Before the war, residents of al-Latamna in the northern Hama countryside would use caves as cool sitting rooms during the summer, or for storing food and supplies.
After FSA-affiliated rebels took over al-Latamna at the beginning of the revolution, and the regime began to target the area first with artillery and then warplanes, residents made caves suitable for daily living and moved underground. “Every family that stayed put in the city came to own a cave of its own,” Mahmoud al-Hamawi, a citizen journalist located al-Latamna, tells Syria Direct's Futun a-Sheikh.
Residents outfit their caves with household furniture and water wells. As for those who continue to live in their houses, “they go back and forth between the cave and their home, moving with the sounds of warplanes in the sky.”
Q: When did the idea catch on to use caves to live in?
Before the revolution, most of the Hama countryside, and specifically al-Latamna, has a small number of caves. They weren't particularly important before; some families used them as sitting rooms in the summer, considering they're chilly, or used them as storehouses for extra household goods.
After the bombing began, people who owned these caves outfitted them [for living] and gathered inside, large groups as once, during the bombings. As time passed, and the regime began to use warplanes, people dug out additional caves and fixed them up. Every family that stayed put in the city came to own a cave of its own.”
Q: How do you make a cave suitable for living?
After digging out the cave, a family moves some of its furniture inside. Recently, people began signing up for electricity. Someone buys a diesel generator and his [cave neighbors] will 'subscribe' in order to use the electricity. People pay for electricity by the hour. My family and I pay SP5,000 [$27.00] a month to secure electricity four hours a day.

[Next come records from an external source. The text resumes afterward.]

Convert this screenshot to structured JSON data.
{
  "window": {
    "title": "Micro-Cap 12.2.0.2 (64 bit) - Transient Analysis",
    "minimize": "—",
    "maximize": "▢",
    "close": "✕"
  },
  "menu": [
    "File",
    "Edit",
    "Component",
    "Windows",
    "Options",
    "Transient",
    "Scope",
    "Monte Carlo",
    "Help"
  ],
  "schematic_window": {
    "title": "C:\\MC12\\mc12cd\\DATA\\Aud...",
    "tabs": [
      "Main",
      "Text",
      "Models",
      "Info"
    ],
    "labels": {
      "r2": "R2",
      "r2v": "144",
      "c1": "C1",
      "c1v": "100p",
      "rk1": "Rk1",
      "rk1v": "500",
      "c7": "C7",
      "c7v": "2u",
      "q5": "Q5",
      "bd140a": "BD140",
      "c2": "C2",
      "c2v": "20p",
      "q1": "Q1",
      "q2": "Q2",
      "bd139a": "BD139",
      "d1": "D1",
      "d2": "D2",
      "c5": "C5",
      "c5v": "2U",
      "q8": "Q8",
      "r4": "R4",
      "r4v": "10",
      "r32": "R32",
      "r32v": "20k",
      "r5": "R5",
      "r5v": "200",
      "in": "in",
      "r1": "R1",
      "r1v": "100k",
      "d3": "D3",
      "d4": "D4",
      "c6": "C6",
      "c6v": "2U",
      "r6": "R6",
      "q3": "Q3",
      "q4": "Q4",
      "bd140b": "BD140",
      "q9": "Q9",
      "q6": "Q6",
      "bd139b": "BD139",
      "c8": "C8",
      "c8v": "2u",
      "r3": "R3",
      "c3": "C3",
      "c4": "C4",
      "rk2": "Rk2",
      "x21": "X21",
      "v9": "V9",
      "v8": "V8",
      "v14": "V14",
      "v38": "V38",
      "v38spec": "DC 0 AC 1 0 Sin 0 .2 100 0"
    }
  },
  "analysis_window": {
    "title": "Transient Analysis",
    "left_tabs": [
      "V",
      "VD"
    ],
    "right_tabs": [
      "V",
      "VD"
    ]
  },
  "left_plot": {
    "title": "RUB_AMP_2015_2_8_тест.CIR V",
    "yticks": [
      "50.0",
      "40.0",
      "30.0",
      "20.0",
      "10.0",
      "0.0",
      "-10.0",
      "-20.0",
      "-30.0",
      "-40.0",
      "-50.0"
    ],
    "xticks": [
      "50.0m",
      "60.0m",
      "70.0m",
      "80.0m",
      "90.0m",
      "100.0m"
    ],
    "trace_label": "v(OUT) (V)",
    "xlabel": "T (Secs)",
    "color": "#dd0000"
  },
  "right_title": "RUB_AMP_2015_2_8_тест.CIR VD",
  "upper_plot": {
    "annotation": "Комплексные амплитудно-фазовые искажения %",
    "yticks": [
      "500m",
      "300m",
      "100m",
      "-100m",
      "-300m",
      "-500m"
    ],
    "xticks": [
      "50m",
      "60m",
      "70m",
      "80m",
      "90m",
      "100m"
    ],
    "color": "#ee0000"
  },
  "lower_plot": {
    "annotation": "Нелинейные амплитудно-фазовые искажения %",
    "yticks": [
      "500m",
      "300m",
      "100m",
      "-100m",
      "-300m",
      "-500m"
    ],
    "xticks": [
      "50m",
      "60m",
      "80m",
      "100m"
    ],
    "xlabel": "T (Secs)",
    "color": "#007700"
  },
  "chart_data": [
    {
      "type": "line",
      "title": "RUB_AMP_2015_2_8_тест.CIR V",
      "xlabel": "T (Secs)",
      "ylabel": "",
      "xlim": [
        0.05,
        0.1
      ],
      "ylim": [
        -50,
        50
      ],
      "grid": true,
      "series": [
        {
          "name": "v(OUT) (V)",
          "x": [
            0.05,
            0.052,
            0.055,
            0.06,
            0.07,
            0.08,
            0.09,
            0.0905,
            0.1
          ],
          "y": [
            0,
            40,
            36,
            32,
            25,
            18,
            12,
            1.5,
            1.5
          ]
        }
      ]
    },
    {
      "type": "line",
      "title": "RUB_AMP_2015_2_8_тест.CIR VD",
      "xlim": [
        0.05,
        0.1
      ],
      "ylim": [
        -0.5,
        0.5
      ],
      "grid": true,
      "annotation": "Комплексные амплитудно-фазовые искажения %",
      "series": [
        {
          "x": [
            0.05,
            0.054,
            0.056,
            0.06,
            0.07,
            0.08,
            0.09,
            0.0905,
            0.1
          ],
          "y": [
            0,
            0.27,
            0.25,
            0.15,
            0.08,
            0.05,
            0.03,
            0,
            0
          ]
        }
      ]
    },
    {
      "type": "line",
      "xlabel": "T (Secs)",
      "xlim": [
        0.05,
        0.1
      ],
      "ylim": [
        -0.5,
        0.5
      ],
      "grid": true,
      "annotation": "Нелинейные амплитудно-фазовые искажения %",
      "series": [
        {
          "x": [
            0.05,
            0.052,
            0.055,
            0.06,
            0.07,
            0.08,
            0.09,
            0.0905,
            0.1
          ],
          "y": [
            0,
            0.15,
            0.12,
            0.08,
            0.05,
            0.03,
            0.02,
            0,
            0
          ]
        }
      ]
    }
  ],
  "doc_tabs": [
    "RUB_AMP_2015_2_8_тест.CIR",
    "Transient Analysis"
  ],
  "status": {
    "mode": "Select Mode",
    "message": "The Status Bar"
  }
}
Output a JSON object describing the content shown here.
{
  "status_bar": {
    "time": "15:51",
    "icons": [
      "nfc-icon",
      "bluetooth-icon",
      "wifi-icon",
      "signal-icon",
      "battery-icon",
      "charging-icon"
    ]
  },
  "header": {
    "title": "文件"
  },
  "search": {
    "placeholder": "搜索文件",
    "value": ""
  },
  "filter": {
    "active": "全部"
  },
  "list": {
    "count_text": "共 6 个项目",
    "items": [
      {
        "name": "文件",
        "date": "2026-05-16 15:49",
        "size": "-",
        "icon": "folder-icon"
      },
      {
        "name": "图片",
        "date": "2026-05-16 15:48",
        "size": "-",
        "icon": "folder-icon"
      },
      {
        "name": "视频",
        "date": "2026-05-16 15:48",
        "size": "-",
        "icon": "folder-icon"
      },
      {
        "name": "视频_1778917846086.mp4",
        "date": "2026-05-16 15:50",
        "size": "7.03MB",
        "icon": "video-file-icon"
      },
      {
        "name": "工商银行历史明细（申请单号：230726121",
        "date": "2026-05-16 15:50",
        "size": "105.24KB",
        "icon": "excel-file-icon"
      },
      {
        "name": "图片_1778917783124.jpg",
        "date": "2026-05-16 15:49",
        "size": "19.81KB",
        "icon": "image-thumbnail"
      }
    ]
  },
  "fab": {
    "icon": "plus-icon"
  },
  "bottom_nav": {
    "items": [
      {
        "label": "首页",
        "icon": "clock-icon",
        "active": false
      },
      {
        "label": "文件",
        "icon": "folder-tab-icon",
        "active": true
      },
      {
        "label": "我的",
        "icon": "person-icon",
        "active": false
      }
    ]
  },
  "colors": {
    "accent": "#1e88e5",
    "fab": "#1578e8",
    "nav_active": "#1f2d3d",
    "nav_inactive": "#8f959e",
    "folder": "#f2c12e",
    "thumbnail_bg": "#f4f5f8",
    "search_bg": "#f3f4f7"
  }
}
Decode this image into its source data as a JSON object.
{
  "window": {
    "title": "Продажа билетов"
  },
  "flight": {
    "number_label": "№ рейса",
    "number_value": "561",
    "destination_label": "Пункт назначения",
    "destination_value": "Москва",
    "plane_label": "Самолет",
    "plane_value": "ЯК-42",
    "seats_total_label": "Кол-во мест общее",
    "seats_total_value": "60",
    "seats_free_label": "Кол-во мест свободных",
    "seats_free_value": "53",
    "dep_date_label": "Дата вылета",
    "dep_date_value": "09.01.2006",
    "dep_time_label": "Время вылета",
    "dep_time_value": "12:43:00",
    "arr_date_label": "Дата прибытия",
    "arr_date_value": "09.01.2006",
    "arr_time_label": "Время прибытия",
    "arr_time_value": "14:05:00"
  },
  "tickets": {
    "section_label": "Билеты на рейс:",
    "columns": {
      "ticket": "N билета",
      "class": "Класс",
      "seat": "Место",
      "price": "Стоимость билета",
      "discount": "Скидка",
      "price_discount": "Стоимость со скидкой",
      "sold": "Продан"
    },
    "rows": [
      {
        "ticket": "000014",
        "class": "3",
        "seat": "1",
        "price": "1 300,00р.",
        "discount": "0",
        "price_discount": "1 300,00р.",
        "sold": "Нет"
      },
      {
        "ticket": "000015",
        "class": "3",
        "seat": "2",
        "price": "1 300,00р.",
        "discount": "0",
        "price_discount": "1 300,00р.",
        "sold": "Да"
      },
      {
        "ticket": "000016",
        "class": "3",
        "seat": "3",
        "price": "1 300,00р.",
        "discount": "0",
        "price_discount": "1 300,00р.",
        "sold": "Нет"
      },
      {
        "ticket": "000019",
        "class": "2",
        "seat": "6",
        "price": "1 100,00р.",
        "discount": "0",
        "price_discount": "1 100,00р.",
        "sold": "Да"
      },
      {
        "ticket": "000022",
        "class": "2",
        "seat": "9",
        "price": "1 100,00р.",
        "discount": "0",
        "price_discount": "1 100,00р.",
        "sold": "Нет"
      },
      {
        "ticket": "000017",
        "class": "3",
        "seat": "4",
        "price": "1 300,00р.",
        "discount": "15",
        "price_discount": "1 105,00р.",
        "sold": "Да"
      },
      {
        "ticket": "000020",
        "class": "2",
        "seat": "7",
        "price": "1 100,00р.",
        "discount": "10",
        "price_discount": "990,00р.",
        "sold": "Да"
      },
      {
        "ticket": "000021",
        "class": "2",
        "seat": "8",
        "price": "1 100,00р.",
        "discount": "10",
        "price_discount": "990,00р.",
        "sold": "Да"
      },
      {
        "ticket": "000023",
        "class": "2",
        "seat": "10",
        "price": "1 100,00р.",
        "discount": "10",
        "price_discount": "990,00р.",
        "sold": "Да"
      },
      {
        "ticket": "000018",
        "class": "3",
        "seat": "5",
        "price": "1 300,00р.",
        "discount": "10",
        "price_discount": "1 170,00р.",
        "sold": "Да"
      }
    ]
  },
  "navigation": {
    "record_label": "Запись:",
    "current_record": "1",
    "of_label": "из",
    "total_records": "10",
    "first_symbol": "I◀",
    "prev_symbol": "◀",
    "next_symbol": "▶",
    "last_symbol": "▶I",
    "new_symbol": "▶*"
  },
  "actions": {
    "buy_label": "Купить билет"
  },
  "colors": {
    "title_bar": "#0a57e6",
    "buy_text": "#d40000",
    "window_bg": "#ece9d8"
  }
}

Some people have not outfitted their caves for living. So they go back and forth between the cave and their home, moving with the sounds of warplanes in the sky.